ACTIVITY » Would you please output the data exactly, omitting no line?

'''

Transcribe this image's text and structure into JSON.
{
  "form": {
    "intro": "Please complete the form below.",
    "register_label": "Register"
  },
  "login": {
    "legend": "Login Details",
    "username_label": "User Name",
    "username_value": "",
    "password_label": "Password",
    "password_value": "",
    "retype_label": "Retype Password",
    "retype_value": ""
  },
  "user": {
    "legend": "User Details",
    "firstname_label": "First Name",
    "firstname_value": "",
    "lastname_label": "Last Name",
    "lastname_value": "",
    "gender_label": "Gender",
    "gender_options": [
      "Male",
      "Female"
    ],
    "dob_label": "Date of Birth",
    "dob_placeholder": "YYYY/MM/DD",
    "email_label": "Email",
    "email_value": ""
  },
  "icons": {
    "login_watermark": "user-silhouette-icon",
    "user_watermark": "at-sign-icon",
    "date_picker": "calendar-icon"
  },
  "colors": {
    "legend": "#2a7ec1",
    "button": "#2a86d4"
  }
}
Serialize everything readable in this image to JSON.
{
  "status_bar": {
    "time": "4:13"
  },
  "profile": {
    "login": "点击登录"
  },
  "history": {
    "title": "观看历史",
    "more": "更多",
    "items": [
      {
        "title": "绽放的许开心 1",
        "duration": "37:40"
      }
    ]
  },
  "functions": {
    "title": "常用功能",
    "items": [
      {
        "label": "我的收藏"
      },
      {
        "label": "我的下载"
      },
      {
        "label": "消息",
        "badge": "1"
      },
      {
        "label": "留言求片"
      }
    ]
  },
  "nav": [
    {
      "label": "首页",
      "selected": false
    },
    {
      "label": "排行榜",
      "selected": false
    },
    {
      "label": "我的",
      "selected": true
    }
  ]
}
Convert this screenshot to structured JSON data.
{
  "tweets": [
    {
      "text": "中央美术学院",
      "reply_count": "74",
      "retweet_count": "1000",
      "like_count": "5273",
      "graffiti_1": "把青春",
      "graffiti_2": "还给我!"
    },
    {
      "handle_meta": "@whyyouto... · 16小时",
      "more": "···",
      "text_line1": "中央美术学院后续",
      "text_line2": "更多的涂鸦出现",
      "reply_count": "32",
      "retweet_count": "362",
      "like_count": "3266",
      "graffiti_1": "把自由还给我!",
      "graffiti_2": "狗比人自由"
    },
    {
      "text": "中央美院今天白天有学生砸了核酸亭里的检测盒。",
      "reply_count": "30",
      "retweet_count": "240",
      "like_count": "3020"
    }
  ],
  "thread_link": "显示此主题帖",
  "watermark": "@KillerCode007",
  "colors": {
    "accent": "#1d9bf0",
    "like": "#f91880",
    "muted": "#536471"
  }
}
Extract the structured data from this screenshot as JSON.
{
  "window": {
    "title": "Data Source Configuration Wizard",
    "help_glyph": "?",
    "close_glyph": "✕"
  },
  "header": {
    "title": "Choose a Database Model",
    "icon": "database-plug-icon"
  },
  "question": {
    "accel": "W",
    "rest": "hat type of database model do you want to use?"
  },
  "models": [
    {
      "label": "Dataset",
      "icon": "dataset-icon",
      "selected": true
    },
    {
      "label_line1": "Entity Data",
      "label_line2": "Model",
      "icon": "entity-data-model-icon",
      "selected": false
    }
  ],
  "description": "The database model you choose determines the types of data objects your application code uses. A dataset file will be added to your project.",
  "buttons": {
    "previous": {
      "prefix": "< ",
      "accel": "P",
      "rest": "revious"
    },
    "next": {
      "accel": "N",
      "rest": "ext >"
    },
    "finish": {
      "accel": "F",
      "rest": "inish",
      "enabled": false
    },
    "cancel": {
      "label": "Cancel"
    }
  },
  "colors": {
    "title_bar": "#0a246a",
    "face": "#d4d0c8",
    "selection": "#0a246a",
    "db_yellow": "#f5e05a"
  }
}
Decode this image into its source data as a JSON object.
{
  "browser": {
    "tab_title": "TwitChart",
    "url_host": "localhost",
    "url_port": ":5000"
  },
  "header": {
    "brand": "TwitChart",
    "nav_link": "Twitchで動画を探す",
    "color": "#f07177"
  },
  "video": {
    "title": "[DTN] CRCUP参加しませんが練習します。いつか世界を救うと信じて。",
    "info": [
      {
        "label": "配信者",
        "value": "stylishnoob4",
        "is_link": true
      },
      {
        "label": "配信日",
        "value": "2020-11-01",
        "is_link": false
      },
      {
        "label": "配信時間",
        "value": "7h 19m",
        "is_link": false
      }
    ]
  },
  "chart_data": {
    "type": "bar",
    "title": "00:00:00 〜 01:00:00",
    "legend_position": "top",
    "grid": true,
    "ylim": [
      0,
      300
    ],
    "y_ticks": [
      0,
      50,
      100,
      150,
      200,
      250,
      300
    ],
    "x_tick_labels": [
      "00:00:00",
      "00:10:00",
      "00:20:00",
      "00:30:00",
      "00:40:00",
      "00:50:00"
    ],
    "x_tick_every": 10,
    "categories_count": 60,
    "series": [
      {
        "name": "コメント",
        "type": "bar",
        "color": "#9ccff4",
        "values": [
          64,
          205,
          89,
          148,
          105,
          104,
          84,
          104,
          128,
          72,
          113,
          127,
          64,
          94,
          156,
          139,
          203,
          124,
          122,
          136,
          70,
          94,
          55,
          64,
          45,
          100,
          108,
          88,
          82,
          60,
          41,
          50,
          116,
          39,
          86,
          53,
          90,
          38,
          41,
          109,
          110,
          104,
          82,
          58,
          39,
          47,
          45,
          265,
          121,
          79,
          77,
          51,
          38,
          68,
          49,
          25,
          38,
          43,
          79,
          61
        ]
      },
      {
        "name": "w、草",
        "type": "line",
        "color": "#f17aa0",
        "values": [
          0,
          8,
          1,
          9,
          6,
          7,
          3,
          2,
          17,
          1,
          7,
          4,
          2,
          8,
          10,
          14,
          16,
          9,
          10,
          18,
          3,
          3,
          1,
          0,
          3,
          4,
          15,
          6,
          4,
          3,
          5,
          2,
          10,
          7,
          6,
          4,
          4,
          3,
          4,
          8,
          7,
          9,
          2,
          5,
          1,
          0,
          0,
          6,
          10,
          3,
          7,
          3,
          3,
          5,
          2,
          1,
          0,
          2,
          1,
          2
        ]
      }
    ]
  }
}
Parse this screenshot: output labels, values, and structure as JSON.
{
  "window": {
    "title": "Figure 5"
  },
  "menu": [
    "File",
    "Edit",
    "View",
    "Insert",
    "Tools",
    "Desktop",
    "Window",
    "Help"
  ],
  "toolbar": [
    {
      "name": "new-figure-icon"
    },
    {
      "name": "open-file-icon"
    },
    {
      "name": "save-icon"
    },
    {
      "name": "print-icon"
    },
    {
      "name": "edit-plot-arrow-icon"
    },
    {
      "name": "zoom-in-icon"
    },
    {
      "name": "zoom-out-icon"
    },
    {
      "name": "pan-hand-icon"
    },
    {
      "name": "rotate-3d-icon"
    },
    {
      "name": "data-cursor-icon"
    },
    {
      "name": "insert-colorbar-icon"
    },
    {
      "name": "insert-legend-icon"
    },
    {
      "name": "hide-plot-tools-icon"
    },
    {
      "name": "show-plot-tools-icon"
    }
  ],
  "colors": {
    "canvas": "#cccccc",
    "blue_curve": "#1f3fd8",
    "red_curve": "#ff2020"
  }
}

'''

EXERCISE RESULT »
Transcribe this image's text and structure into JSON.
{
  "form": {
    "intro": "Please complete the form below.",
    "register_label": "Register"
  },
  "login": {
    "legend": "Login Details",
    "username_label": "User Name",
    "username_value": "",
    "password_label": "Password",
    "password_value": "",
    "retype_label": "Retype Password",
    "retype_value": ""
  },
  "user": {
    "legend": "User Details",
    "firstname_label": "First Name",
    "firstname_value": "",
    "lastname_label": "Last Name",
    "lastname_value": "",
    "gender_label": "Gender",
    "gender_options": [
      "Male",
      "Female"
    ],
    "dob_label": "Date of Birth",
    "dob_placeholder": "YYYY/MM/DD",
    "email_label": "Email",
    "email_value": ""
  },
  "icons": {
    "login_watermark": "user-silhouette-icon",
    "user_watermark": "at-sign-icon",
    "date_picker": "calendar-icon"
  },
  "colors": {
    "legend": "#2a7ec1",
    "button": "#2a86d4"
  }
}
Serialize everything readable in this image to JSON.
{
  "status_bar": {
    "time": "4:13"
  },
  "profile": {
    "login": "点击登录"
  },
  "history": {
    "title": "观看历史",
    "more": "更多",
    "items": [
      {
        "title": "绽放的许开心 1",
        "duration": "37:40"
      }
    ]
  },
  "functions": {
    "title": "常用功能",
    "items": [
      {
        "label": "我的收藏"
      },
      {
        "label": "我的下载"
      },
      {
        "label": "消息",
        "badge": "1"
      },
      {
        "label": "留言求片"
      }
    ]
  },
  "nav": [
    {
      "label": "首页",
      "selected": false
    },
    {
      "label": "排行榜",
      "selected": false
    },
    {
      "label": "我的",
      "selected": true
    }
  ]
}
Convert this screenshot to structured JSON data.
{
  "tweets": [
    {
      "text": "中央美术学院",
      "reply_count": "74",
      "retweet_count": "1000",
      "like_count": "5273",
      "graffiti_1": "把青春",
      "graffiti_2": "还给我!"
    },
    {
      "handle_meta": "@whyyouto... · 16小时",
      "more": "···",
      "text_line1": "中央美术学院后续",
      "text_line2": "更多的涂鸦出现",
      "reply_count": "32",
      "retweet_count": "362",
      "like_count": "3266",
      "graffiti_1": "把自由还给我!",
      "graffiti_2": "狗比人自由"
    },
    {
      "text": "中央美院今天白天有学生砸了核酸亭里的检测盒。",
      "reply_count": "30",
      "retweet_count": "240",
      "like_count": "3020"
    }
  ],
  "thread_link": "显示此主题帖",
  "watermark": "@KillerCode007",
  "colors": {
    "accent": "#1d9bf0",
    "like": "#f91880",
    "muted": "#536471"
  }
}
Extract the structured data from this screenshot as JSON.
{
  "window": {
    "title": "Data Source Configuration Wizard",
    "help_glyph": "?",
    "close_glyph": "✕"
  },
  "header": {
    "title": "Choose a Database Model",
    "icon": "database-plug-icon"
  },
  "question": {
    "accel": "W",
    "rest": "hat type of database model do you want to use?"
  },
  "models": [
    {
      "label": "Dataset",
      "icon": "dataset-icon",
      "selected": true
    },
    {
      "label_line1": "Entity Data",
      "label_line2": "Model",
      "icon": "entity-data-model-icon",
      "selected": false
    }
  ],
  "description": "The database model you choose determines the types of data objects your application code uses. A dataset file will be added to your project.",
  "buttons": {
    "previous": {
      "prefix": "< ",
      "accel": "P",
      "rest": "revious"
    },
    "next": {
      "accel": "N",
      "rest": "ext >"
    },
    "finish": {
      "accel": "F",
      "rest": "inish",
      "enabled": false
    },
    "cancel": {
      "label": "Cancel"
    }
  },
  "colors": {
    "title_bar": "#0a246a",
    "face": "#d4d0c8",
    "selection": "#0a246a",
    "db_yellow": "#f5e05a"
  }
}
Decode this image into its source data as a JSON object.
{
  "browser": {
    "tab_title": "TwitChart",
    "url_host": "localhost",
    "url_port": ":5000"
  },
  "header": {
    "brand": "TwitChart",
    "nav_link": "Twitchで動画を探す",
    "color": "#f07177"
  },
  "video": {
    "title": "[DTN] CRCUP参加しませんが練習します。いつか世界を救うと信じて。",
    "info": [
      {
        "label": "配信者",
        "value": "stylishnoob4",
        "is_link": true
      },
      {
        "label": "配信日",
        "value": "2020-11-01",
        "is_link": false
      },
      {
        "label": "配信時間",
        "value": "7h 19m",
        "is_link": false
      }
    ]
  },
  "chart_data": {
    "type": "bar",
    "title": "00:00:00 〜 01:00:00",
    "legend_position": "top",
    "grid": true,
    "ylim": [
      0,
      300
    ],
    "y_ticks": [
      0,
      50,
      100,
      150,
      200,
      250,
      300
    ],
    "x_tick_labels": [
      "00:00:00",
      "00:10:00",
      "00:20:00",
      "00:30:00",
      "00:40:00",
      "00:50:00"
    ],
    "x_tick_every": 10,
    "categories_count": 60,
    "series": [
      {
        "name": "コメント",
        "type": "bar",
        "color": "#9ccff4",
        "values": [
          64,
          205,
          89,
          148,
          105,
          104,
          84,
          104,
          128,
          72,
          113,
          127,
          64,
          94,
          156,
          139,
          203,
          124,
          122,
          136,
          70,
          94,
          55,
          64,
          45,
          100,
          108,
          88,
          82,
          60,
          41,
          50,
          116,
          39,
          86,
          53,
          90,
          38,
          41,
          109,
          110,
          104,
          82,
          58,
          39,
          47,
          45,
          265,
          121,
          79,
          77,
          51,
          38,
          68,
          49,
          25,
          38,
          43,
          79,
          61
        ]
      },
      {
        "name": "w、草",
        "type": "line",
        "color": "#f17aa0",
        "values": [
          0,
          8,
          1,
          9,
          6,
          7,
          3,
          2,
          17,
          1,
          7,
          4,
          2,
          8,
          10,
          14,
          16,
          9,
          10,
          18,
          3,
          3,
          1,
          0,
          3,
          4,
          15,
          6,
          4,
          3,
          5,
          2,
          10,
          7,
          6,
          4,
          4,
          3,
          4,
          8,
          7,
          9,
          2,
          5,
          1,
          0,
          0,
          6,
          10,
          3,
          7,
          3,
          3,
          5,
          2,
          1,
          0,
          2,
          1,
          2
        ]
      }
    ]
  }
}
Parse this screenshot: output labels, values, and structure as JSON.
{
  "window": {
    "title": "Figure 5"
  },
  "menu": [
    "File",
    "Edit",
    "View",
    "Insert",
    "Tools",
    "Desktop",
    "Window",
    "Help"
  ],
  "toolbar": [
    {
      "name": "new-figure-icon"
    },
    {
      "name": "open-file-icon"
    },
    {
      "name": "save-icon"
    },
    {
      "name": "print-icon"
    },
    {
      "name": "edit-plot-arrow-icon"
    },
    {
      "name": "zoom-in-icon"
    },
    {
      "name": "zoom-out-icon"
    },
    {
      "name": "pan-hand-icon"
    },
    {
      "name": "rotate-3d-icon"
    },
    {
      "name": "data-cursor-icon"
    },
    {
      "name": "insert-colorbar-icon"
    },
    {
      "name": "insert-legend-icon"
    },
    {
      "name": "hide-plot-tools-icon"
    },
    {
      "name": "show-plot-tools-icon"
    }
  ],
  "colors": {
    "canvas": "#cccccc",
    "blue_curve": "#1f3fd8",
    "red_curve": "#ff2020"
  }
}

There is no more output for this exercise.